● Records to use:
Segment Open

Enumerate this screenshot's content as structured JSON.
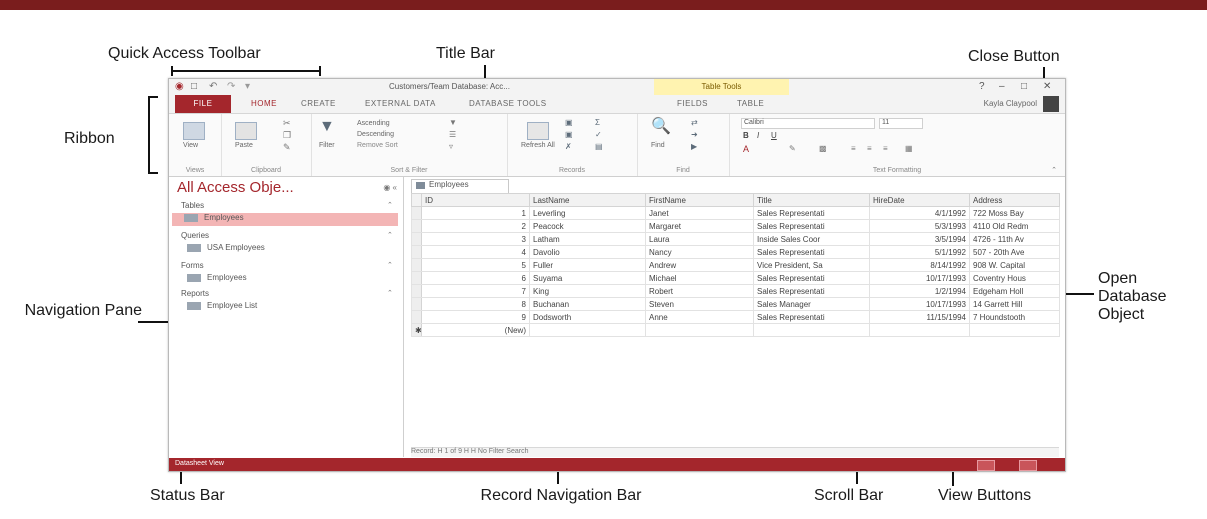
{
  "callouts": {
    "quick_access_toolbar": "Quick Access Toolbar",
    "title_bar": "Title Bar",
    "close_button": "Close Button",
    "ribbon": "Ribbon",
    "navigation_pane": "Navigation Pane",
    "open_database_object": "Open Database Object",
    "status_bar": "Status Bar",
    "record_navigation_bar": "Record Navigation Bar",
    "scroll_bar": "Scroll Bar",
    "view_buttons": "View Buttons"
  },
  "app": {
    "title": "Customers/Team Database: Acc...",
    "tool_tab": "Table Tools",
    "tabs": [
      "FILE",
      "HOME",
      "CREATE",
      "EXTERNAL DATA",
      "DATABASE TOOLS",
      "FIELDS",
      "TABLE"
    ],
    "active_tab": "HOME",
    "user": "Kayla Claypool",
    "ribbon_groups": [
      "Views",
      "Clipboard",
      "Sort & Filter",
      "Records",
      "Find",
      "Text Formatting"
    ],
    "ribbon_buttons": {
      "view": "View",
      "paste": "Paste",
      "filter": "Filter",
      "ascending": "Ascending",
      "descending": "Descending",
      "remove_sort": "Remove Sort",
      "refresh": "Refresh All",
      "find": "Find",
      "font": "Calibri",
      "font_size": "11"
    },
    "nav": {
      "header": "All Access Obje...",
      "groups": [
        {
          "label": "Tables",
          "items": [
            "Employees"
          ]
        },
        {
          "label": "Queries",
          "items": [
            "USA Employees"
          ]
        },
        {
          "label": "Forms",
          "items": [
            "Employees"
          ]
        },
        {
          "label": "Reports",
          "items": [
            "Employee List"
          ]
        }
      ]
    },
    "doc_tab": "Employees",
    "columns": [
      "ID",
      "LastName",
      "FirstName",
      "Title",
      "HireDate",
      "Address"
    ],
    "rows": [
      [
        "1",
        "Leverling",
        "Janet",
        "Sales Representati",
        "4/1/1992",
        "722 Moss Bay"
      ],
      [
        "2",
        "Peacock",
        "Margaret",
        "Sales Representati",
        "5/3/1993",
        "4110 Old Redm"
      ],
      [
        "3",
        "Latham",
        "Laura",
        "Inside Sales Coor",
        "3/5/1994",
        "4726 - 11th Av"
      ],
      [
        "4",
        "Davolio",
        "Nancy",
        "Sales Representati",
        "5/1/1992",
        "507 - 20th Ave"
      ],
      [
        "5",
        "Fuller",
        "Andrew",
        "Vice President, Sa",
        "8/14/1992",
        "908 W. Capital"
      ],
      [
        "6",
        "Suyama",
        "Michael",
        "Sales Representati",
        "10/17/1993",
        "Coventry Hous"
      ],
      [
        "7",
        "King",
        "Robert",
        "Sales Representati",
        "1/2/1994",
        "Edgeham Holl"
      ],
      [
        "8",
        "Buchanan",
        "Steven",
        "Sales Manager",
        "10/17/1993",
        "14 Garrett Hill"
      ],
      [
        "9",
        "Dodsworth",
        "Anne",
        "Sales Representati",
        "11/15/1994",
        "7 Houndstooth"
      ]
    ],
    "new_row_label": "(New)",
    "record_nav": "Record: H  1 of 9  H  H  No Filter  Search",
    "status": "Datasheet View"
  },
  "colors": {
    "accent": "#a4262c",
    "strip": "#7a1d1d",
    "selected_nav": "#f3b5b5"
  }
}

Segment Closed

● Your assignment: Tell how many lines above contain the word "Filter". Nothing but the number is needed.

● Written response: 3